“While it may be somewhat more challenging to address cultural issues in a higher education context that includes U.S. students, there are a number of practices an effective teacher can implement in order to raise awareness of hidden assumptions, expectations and biases.” This article focuses on “self-awareness”, “awareness of difference” and “practice corrective feedback approaches that take linguistic and cultural factors into consideration.”
Day: September 26, 2013
“This magazine, in a cover article by Lisa Belkin, called the phenomenon of their leaving work the “Opt-Out Revolution,” and other coverage followed: a Time magazine cover story on “The Case for Staying Home” and a “60 Minutes” segment devoted to a group of former mega-achievers who were, as the anchor Lesley Stahl put it, “giving up money, success and big futures” to be home with their children.” The stories of the women indicate women staying home longer than they expected, losing self-confidence and the challenges of returning to the workforce.” Also, the perils of leaving the work force were counterbalanced by the pleasures of being able to experience motherhood on their own terms.”

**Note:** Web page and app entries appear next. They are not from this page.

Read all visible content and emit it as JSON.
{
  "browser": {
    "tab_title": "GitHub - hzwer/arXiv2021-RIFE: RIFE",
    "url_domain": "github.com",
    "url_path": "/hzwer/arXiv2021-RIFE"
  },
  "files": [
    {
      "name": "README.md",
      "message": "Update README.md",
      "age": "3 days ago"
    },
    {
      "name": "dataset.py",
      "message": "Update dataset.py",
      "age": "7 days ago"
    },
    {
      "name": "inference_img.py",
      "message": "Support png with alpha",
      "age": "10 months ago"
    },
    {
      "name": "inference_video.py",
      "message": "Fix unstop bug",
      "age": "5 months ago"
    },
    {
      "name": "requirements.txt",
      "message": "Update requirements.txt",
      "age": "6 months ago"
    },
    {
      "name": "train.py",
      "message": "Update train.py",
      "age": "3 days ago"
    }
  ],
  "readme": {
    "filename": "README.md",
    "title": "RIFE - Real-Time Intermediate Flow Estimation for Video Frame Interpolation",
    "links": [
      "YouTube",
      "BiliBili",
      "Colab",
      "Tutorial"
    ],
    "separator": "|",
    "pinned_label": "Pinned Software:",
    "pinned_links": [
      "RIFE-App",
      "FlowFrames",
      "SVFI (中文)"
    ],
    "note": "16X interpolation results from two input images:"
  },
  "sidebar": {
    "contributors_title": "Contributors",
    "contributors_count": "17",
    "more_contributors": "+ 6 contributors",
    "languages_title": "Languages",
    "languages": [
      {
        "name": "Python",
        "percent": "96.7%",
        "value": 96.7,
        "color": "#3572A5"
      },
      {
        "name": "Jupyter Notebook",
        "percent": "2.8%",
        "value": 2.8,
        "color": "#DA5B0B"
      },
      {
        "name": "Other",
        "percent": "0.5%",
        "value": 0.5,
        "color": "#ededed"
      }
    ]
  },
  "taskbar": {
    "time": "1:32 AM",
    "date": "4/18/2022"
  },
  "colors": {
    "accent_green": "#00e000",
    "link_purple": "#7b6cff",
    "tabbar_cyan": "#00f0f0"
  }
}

“Among nearly 66,00 undergrads at 318 universities surveyed by employer branding firm Universum in 2013, women expected to receive an entry-level salary of $49, 248 (or $4, 104 each month). The guys in their cohort told Universum they anticipated paychecks of $4,745 every month for an annual take-home of $56,947.” This article not only points out low expectations as an indicator for low salaries but also being an entry-level employee not negotiating for a higher salary.
“The “Gen Y Workplace Expectations” study, by American Express and Gen Y research firm Millennial Branding, finds that Gen Y workers have an overall positive view of their managers, believing they can provide experience (59%) and wisdom (41%). On the other hand, managers have an overall negative view of their young workers, saying Gen Y-ers have unrealistic compensation expectations (51%), a poor work ethic (47%), and are easily distracted (46%).” The article explains what managers are looking for in the “Gen Y” worker: soft skills and what both managers and millennial employees can do to work with each other.

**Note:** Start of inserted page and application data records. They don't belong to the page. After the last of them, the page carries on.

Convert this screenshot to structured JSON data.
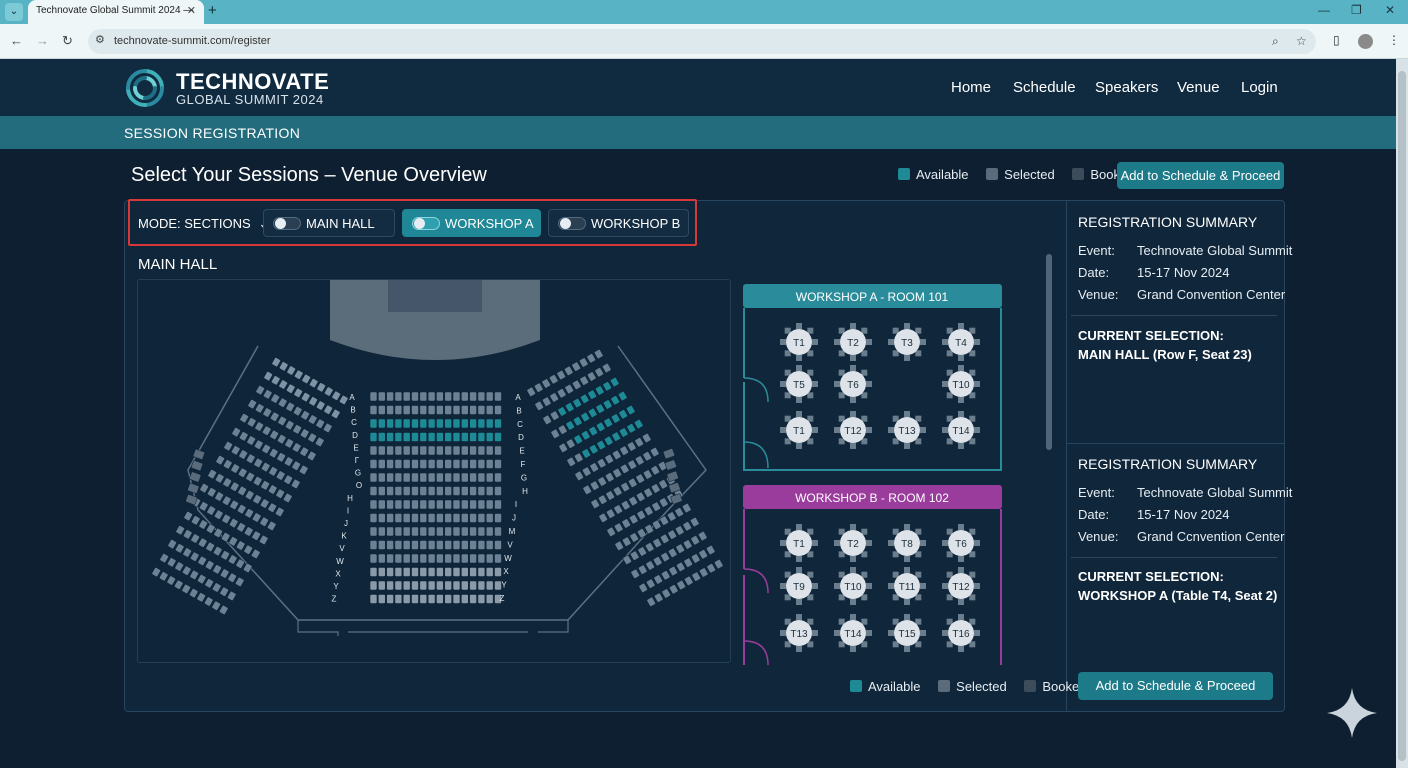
{
  "browser": {
    "tab_title": "Technovate Global Summit 2024 —",
    "tab_close": "✕",
    "new_tab": "+",
    "url": "technovate-summit.com/register",
    "win_min": "—",
    "win_max": "❐",
    "win_close": "✕",
    "icons": [
      "tab-menu-icon",
      "back-icon",
      "forward-icon",
      "reload-icon",
      "site-info-icon",
      "zoom-icon",
      "bookmark-star-icon",
      "sidebar-icon",
      "profile-icon",
      "menu-kebab-icon"
    ]
  },
  "header": {
    "logo_title": "TECHNOVATE",
    "logo_subtitle": "GLOBAL SUMMIT 2024",
    "nav": [
      "Home",
      "Schedule",
      "Speakers",
      "Venue",
      "Login"
    ]
  },
  "subbar": {
    "title": "SESSION REGISTRATION"
  },
  "page": {
    "title": "Select Your Sessions – Venue Overview",
    "legend": {
      "available": "Available",
      "selected": "Selected",
      "booked": "Booked"
    },
    "proceed_button": "Add to Schedule & Proceed"
  },
  "mode": {
    "label": "MODE: SECTIONS",
    "toggles": [
      {
        "label": "MAIN HALL",
        "active": false
      },
      {
        "label": "WORKSHOP A",
        "active": true
      },
      {
        "label": "WORKSHOP B",
        "active": false
      }
    ]
  },
  "main_hall": {
    "heading": "MAIN HALL",
    "row_letters_left": [
      "A",
      "B",
      "C",
      "D",
      "E",
      "Γ",
      "G",
      "O",
      "H",
      "I",
      "J",
      "K",
      "V",
      "W",
      "X",
      "Y",
      "Z"
    ],
    "row_letters_right": [
      "A",
      "B",
      "C",
      "D",
      "E",
      "F",
      "G",
      "H",
      "I",
      "J",
      "M",
      "V",
      "W",
      "X",
      "Y",
      "Z"
    ]
  },
  "workshop_a": {
    "title": "WORKSHOP A - ROOM 101",
    "tables": [
      "T1",
      "T2",
      "T3",
      "T4",
      "T5",
      "T6",
      "T10",
      "T1",
      "T12",
      "T13",
      "T14"
    ]
  },
  "workshop_b": {
    "title": "WORKSHOP B - ROOM 102",
    "tables": [
      "T1",
      "T2",
      "T8",
      "T6",
      "T9",
      "T10",
      "T11",
      "T12",
      "T13",
      "T14",
      "T15",
      "T16"
    ]
  },
  "legend_bottom": {
    "available": "Available",
    "selected": "Selected",
    "booked": "Booked"
  },
  "summary_1": {
    "title": "REGISTRATION SUMMARY",
    "event_k": "Event:",
    "event_v": "Technovate Global Summit",
    "date_k": "Date:",
    "date_v": "15-17 Nov 2024",
    "venue_k": "Venue:",
    "venue_v": "Grand Convention Center",
    "current_label": "CURRENT SELECTION:",
    "current_value": "MAIN HALL (Row F, Seat 23)"
  },
  "summary_2": {
    "title": "REGISTRATION SUMMARY",
    "event_k": "Event:",
    "event_v": "Technovate Global Summit",
    "date_k": "Date:",
    "date_v": "15-17 Nov 2024",
    "venue_k": "Venue:",
    "venue_v": "Grand Ccnvention Center",
    "current_label": "CURRENT SELECTION:",
    "current_value": "WORKSHOP A (Table T4, Seat 2)"
  },
  "summary_button": "Add to Schedule & Proceed",
  "colors": {
    "available": "#1d8a96",
    "selected": "#5a6c7c",
    "booked": "#3c4c5a",
    "workshop_a_accent": "#2a8c9a",
    "workshop_b_accent": "#9a3c9c"
  }
}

“In the real world leaders are handed a set of keys, pointed toward a bus full of people, and told, “Drive.” Such is the lot of Major League Baseball managers who (like many leaders) have some, but not complete, control over the composition of their teams.” The article uses the metaphor of baseball to offer leaders some suggestions regarding high expectations such as “distribute the expectations”, “set the cultural standard” and “adjust your own expectations.”
The reality for most of the power elite, especially the men who are married with children, is that this scenario is just not experienced by them and thus not understood by them. Thus, they may lack empathy for others who may have to deal with this. Understandably they can thus claim that their employees who are the ones dealing with these “distractions” (mainly women with children) are less focused and less efficient. It’s not explicitly said. It’s never said. It’s just understood by most of us who’s ever been in a corporate setting. But it’s a belief. It’s not a truth.